FIG. 3 shows another embodiment of the present invention using a multi-phase oscillator 310. The multi-phase oscillator 310 can be constructed of many different circuits known in the art. One form of the multiphase oscillator is known as a ring oscillator. Typically a ring oscillator is a circuit composed of an odd number of inverters. The inverters are attached in a chain; the output of the last inverter is fed back into the input of the first. Since the last output of a chain of an odd number of inverters is the logical inverse of the first input, every inverter in the “ring” of inverters will be triggered in a continuous fashion. The output from each of the inverters has a small time delay from its input. Circuit designers can use the output of each stage of a ring oscillator to provide a plurality of phase-shifted clock signals, phase 1 through phase N.

The outputs of the multi-phase oscillators (Phase 1 through N) are connected to a plurality of charge pumps such that the operation of the charge pump is controlled by the phase signal. Since no two clock signals will transition at the same time, each charge pump will reach its maximum current draw from the main power supply V+ at a different time, in effect minimizing the instantaneous peak's current draw on the power supply, compared to operating all the charge pumps concurrently.

One having skill in the art would be expected to realize this embodiment using a variety of phase shifted oscillators and charge pumps known in the art.

FIG. 4 is an exemplary timing diagram illustrating how an embodiment of the invention may appear. FIG. 4 shows the master clock signal CLK, the outputs of the phase shifter CLK1 and CLK2 and the resulting current spike in relation to the clock cycles. FIG. 4 shows charging spikes occurring at different times such that compared to a circuit where all the charge pumps are switched on at the same time, the peak amount of current required from the main supply voltage is minimized. Also, in circuits where charge pumps are controlled by separate clock signals, this disclosure is beneficial because the charge pumps operate in tandem, whereas separate clock signals may occur coincident.

The above illustration provides many different embodiments or embodiments for implementing different features of the invention. Specific embodiments of components and processes are described to help clarify the invention. These are, of course, merely embodiments and are not intended to limit the invention from that described in the claims.
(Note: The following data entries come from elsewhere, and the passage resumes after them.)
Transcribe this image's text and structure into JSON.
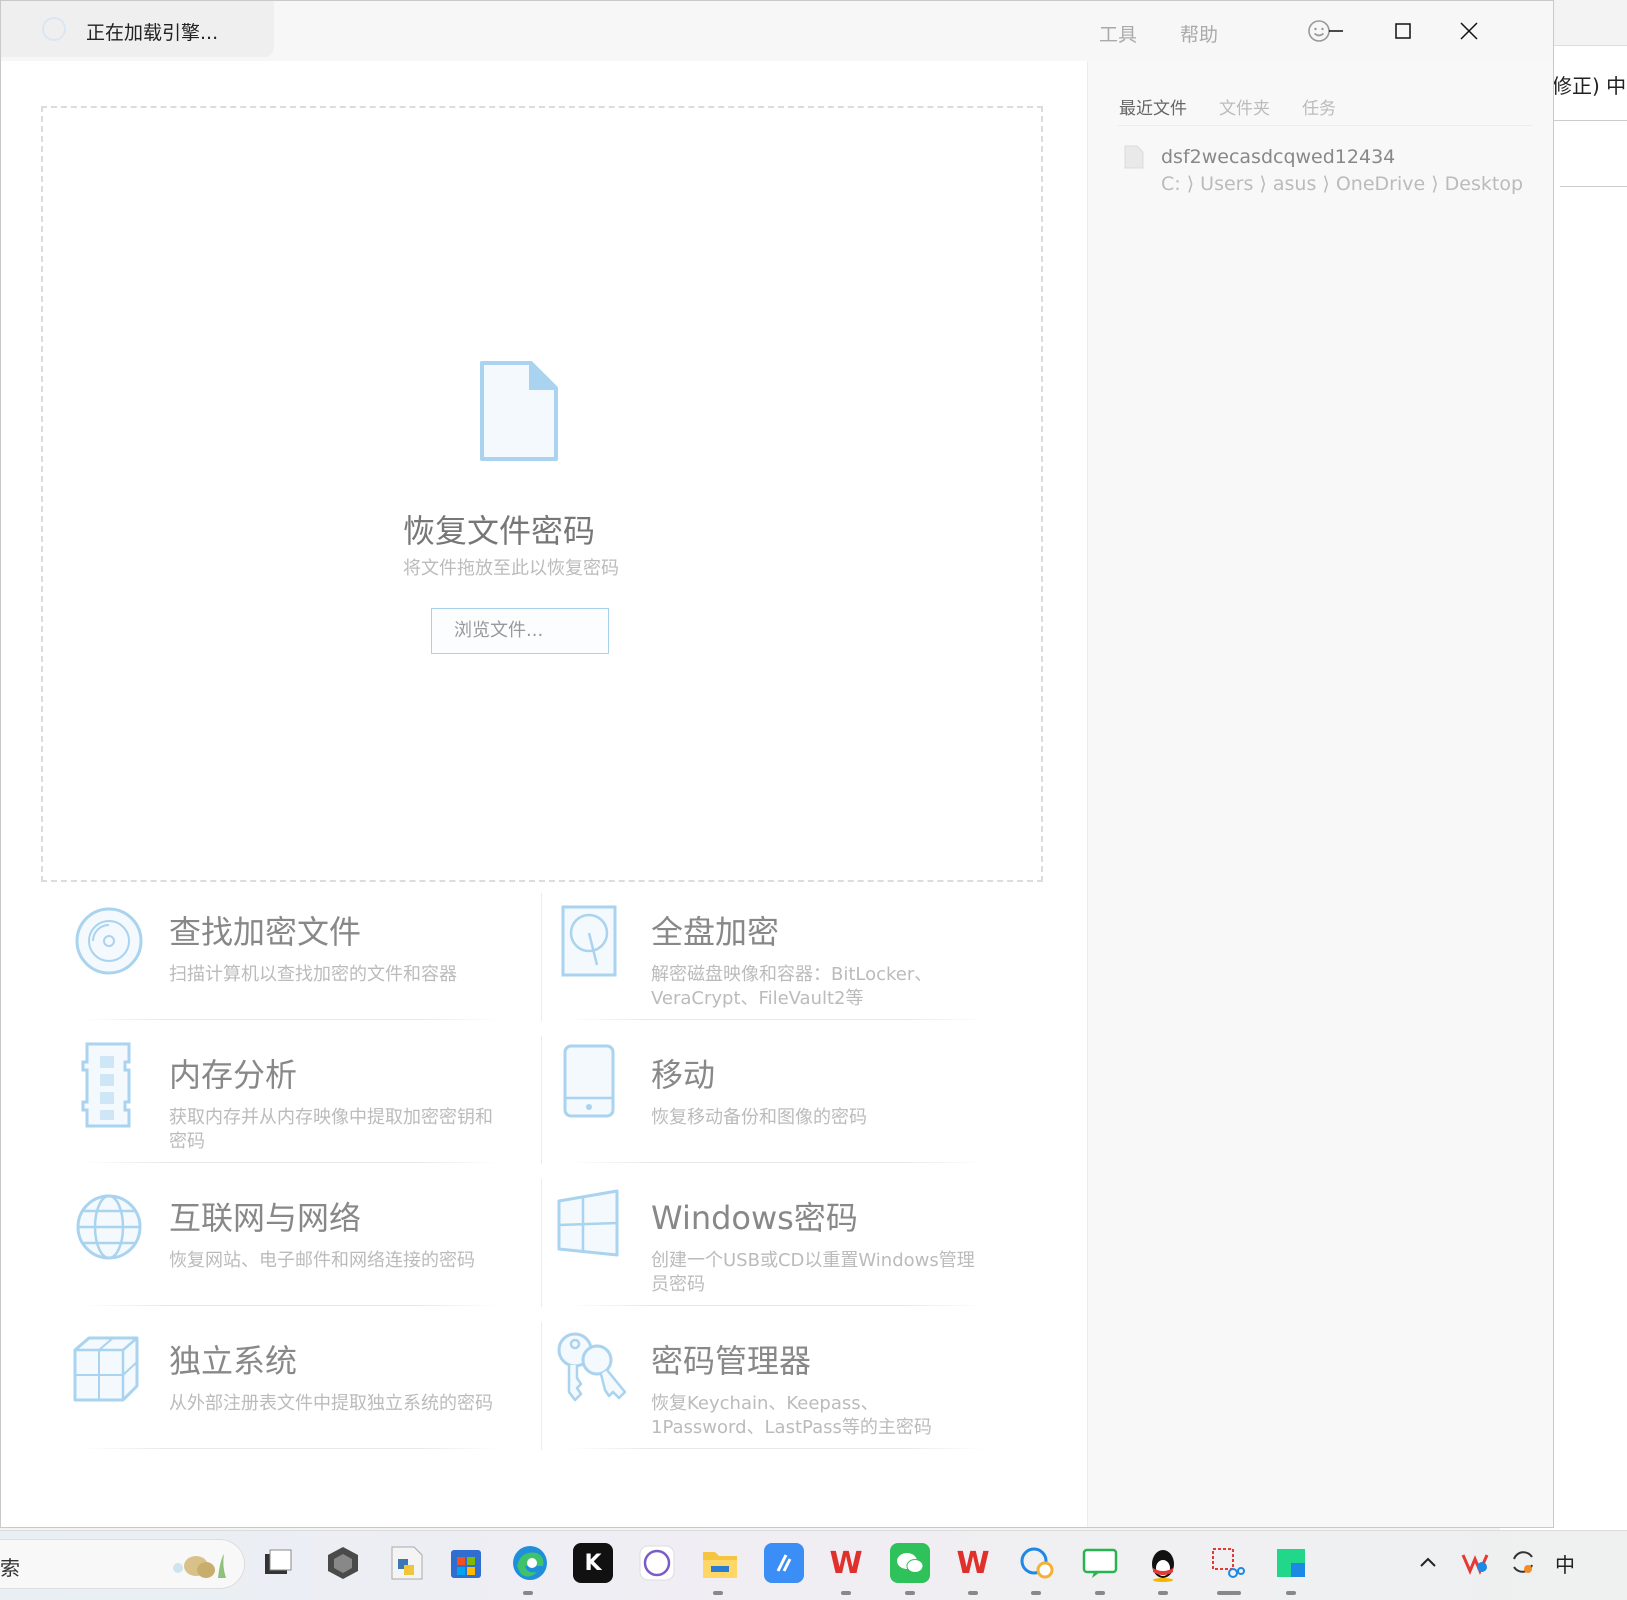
{
  "window": {
    "title": "正在加载引擎...",
    "menu_tools": "工具",
    "menu_help": "帮助"
  },
  "dropzone": {
    "title": "恢复文件密码",
    "subtitle": "将文件拖放至此以恢复密码",
    "browse_label": "浏览文件..."
  },
  "features": [
    {
      "title": "查找加密文件",
      "desc": "扫描计算机以查找加密的文件和容器",
      "icon": "disc-search-icon"
    },
    {
      "title": "全盘加密",
      "desc": "解密磁盘映像和容器：BitLocker、VeraCrypt、FileVault2等",
      "icon": "hard-disk-icon"
    },
    {
      "title": "内存分析",
      "desc": "获取内存并从内存映像中提取加密密钥和密码",
      "icon": "memory-chip-icon"
    },
    {
      "title": "移动",
      "desc": "恢复移动备份和图像的密码",
      "icon": "mobile-phone-icon"
    },
    {
      "title": "互联网与网络",
      "desc": "恢复网站、电子邮件和网络连接的密码",
      "icon": "globe-icon"
    },
    {
      "title": "Windows密码",
      "desc": "创建一个USB或CD以重置Windows管理员密码",
      "icon": "windows-logo-icon"
    },
    {
      "title": "独立系统",
      "desc": "从外部注册表文件中提取独立系统的密码",
      "icon": "cubes-icon"
    },
    {
      "title": "密码管理器",
      "desc": "恢复Keychain、Keepass、1Password、LastPass等的主密码",
      "icon": "keys-icon"
    }
  ],
  "right_panel": {
    "tabs": [
      "最近文件",
      "文件夹",
      "任务"
    ],
    "active_tab": "最近文件",
    "recent": {
      "name": "dsf2wecasdcqwed12434",
      "path": "C: ⟩ Users ⟩ asus ⟩ OneDrive ⟩ Desktop"
    }
  },
  "background_window": {
    "text": "修正) 中"
  },
  "taskbar": {
    "search_text": "索",
    "ime": "中"
  },
  "colors": {
    "accent_icon": "#a9d3ee",
    "accent_fill": "#f3f9fd"
  }
}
Although the invention is illustrated and described herein as embodied in one or more specific examples, it is nevertheless not intended to be limited to the details shown, since various modifications and structural changes may be made therein without departing from the spirit of the invention and within the scope and range of equivalents of the claims. Accordingly, it is appropriate that the appended claims be construed broadly and in a manner consistent with the scope of the invention, as set forth in the following claims.

Referenced by
Citing PatentFiling datePublication dateApplicantTitle
US7939964 *Aug 2, 2007May 10, 2011Zippy Technology Corp.Modularized power supply switch control structure
US8493134Mar 23, 2010Jul 23, 2013Qualcomm IncorporatedMethod and apparatus to provide a clock signal to a charge pump
US20140009136 *Jul 8, 2013Jan 9, 2014Io Semiconductor IncCharge pump regulator circuit
Classifications
U.S. Classification327/536
International ClassificationG05F1/10
Cooperative ClassificationH02M2003/077, H02M3/07
European ClassificationH02M3/07
Legal Events
DateCodeEventDescription
Aug 30, 2006ASAssignment
Owner name: TAIWAN SEMICONDUCTOR MANUFACTURING CO., LTD., TAIW
Free format text: ASSIGNMENT OF ASSIGNORS INTEREST;ASSIGNORS:SHIEH, HAU-TAI;HSIEH, CHEN-HUI;CHOU, CHUNG-CHENG;REEL/FRAME:018253/0985;SIGNING DATES FROM 20060224 TO 20060828